PROVIDENCE, R.I. (WPRI) – Retired Providence firefighter John Sauro – who was collecting a tax-free disability pension when he was seen in Target 12 undercover video lifting weights – has filed a notice with city officials that he intends to sue the city for $7 million for taking away his pension.
The “notice of claim” was filed Friday afternoon by Sauro’s attorney, Joseph Voccola, and alleges the city’s actions caused “serious mental anguish and emotional distress, bodily injury, anxiety, ridicule, humiliation, indignity, loss of enjoyment of life,” among other claims.
In response Providence Mayor Angel Taveras said “we’ll see him in court.”
“We’ll do everything that we have to do to defend the city,” Taveras said. “We’ll also defend the system and make sure that someone who is not entitled to a disability pension does not have recourse.”
Sauro said he suffered a shoulder injury in 1998 carrying someone down stairs while on the job as a firefighter. He was awarded a tax-free accidental disability pension in 2000.
In 2011, Sauro was seen in Target 12 undercover video working out vigorously, including lifting weights.
In the notice, Sauro’s lawyers argue an independent medical exam (IME) after the report showed he was still unfit to return to work.
The city later requested Sauro be examined by a shoulder specialist in Waltham, Mass., but Sauro refused, saying his doctors said he was too sick to travel out of state. After a series of attempts to reschedule the appointment, the city eventually moved to revoke Sauro’s pension due to his failure to recertify his injury.
Last July, the Providence Retirement Board suspended Sauro’s pension benefits immediately on an 11-0 vote, citing “new evidence.”
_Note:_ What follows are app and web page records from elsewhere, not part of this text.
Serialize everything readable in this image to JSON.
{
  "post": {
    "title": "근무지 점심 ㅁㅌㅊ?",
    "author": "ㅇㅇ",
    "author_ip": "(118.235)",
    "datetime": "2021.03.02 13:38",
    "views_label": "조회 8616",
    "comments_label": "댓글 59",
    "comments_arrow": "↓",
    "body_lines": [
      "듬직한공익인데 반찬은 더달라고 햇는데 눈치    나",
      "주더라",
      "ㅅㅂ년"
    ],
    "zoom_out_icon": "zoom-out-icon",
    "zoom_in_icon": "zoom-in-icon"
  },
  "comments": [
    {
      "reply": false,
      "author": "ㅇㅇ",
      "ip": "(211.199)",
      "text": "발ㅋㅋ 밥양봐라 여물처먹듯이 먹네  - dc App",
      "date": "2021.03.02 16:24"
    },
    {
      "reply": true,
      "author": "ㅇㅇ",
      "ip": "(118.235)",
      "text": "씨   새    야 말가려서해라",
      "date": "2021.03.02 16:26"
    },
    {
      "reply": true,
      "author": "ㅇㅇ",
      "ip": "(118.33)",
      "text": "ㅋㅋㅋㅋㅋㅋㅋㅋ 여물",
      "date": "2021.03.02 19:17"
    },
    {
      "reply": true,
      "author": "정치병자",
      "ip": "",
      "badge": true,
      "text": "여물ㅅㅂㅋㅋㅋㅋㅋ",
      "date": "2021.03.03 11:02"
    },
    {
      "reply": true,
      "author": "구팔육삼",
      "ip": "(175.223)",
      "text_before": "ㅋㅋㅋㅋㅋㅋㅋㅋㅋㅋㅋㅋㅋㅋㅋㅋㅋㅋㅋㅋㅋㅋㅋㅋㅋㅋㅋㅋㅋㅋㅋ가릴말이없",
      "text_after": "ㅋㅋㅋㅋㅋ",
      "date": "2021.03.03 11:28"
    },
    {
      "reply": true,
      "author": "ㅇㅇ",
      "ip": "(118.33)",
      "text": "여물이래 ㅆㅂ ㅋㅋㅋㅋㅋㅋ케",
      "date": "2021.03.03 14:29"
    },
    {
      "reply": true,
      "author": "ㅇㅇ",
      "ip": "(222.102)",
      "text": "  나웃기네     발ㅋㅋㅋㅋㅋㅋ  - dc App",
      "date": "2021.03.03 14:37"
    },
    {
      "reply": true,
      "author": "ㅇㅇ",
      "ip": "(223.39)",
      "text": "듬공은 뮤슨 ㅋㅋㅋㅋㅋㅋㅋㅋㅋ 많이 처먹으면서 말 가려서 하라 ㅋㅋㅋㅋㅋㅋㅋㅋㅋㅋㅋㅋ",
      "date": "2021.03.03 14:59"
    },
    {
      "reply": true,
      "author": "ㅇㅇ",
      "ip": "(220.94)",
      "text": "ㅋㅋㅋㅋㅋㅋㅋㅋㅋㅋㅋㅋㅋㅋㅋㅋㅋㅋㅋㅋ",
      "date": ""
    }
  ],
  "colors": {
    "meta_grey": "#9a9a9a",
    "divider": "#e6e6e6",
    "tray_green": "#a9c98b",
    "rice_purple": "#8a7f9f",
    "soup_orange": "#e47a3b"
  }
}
“Claimant’s pension was suspended arbitrarily and without cause, as Claimant did not ‘refuse’ to attend the [independent medical exam] as ordered,” the notice failed by Sauro’s lawyer states, “but was complying with the direct orders of his two physicians not to attend the long distance IME for serious medical reasons.”
According to the notice, the new evidence cited is video from a private investigator hired by the city that shows Sauro out and about running errands. The city used the video to show that Sauro was not bedridden.
In the notice, Sauro’s lawyers claim he was aware he was being followed and the city set him up to be captured on tape.
“The City portrayed these events in a completely different light, by making a mockery of the fact that claimant is primarily bedridden and used to deception by making it appear that claimant was just our joyriding around as an everyday routine,” the notice states.
Sauro’s lawyers say on that day he was out obtaining a doctor’s note at the order of the city’s human resources director, Sybil Bailey, as to why he couldn’t attend the medical exam.
As a result of being followed, Sauro’s lawyers said he suffered a panic attack the next day and had to be hospitalized.
“[The city] failed to advise [the Retirement Board] that they tricked claimant into having to travel to his doctor’s and related places so they could follow claimant and make it appear that he was willfully disobeying the order to attend the out of state IME,” the notice states.
“I believe our actions have been appropriate,” Taveras said. “I believe the court will find them appropriate, and we will seek all remedies under the law.”
Sauro’s lawyers argue his condition – both mental and physical – was so bad that his doctors said it would be “life-threatening” if he travelled to Massachusetts.
The notice also raises questions about the doctor the city chose for the IME, saying he went to the same university as Providence Mayor Angel Taveras.
“Dr. Brian McKeon and Mayor Angel Taveras are Georgetown University Alumni, graduating in 1993 and 1996, respectively,” the notice states.
The city has 40 days to respond to the notice before it can be filed in superior court.
Taveras said he thinks it’s important to taxpayers to see this case through adding “it’s also important to all the people who have a disability and are unable to work.”
Eyewitness News reporter Jared Pliner contributed to this report.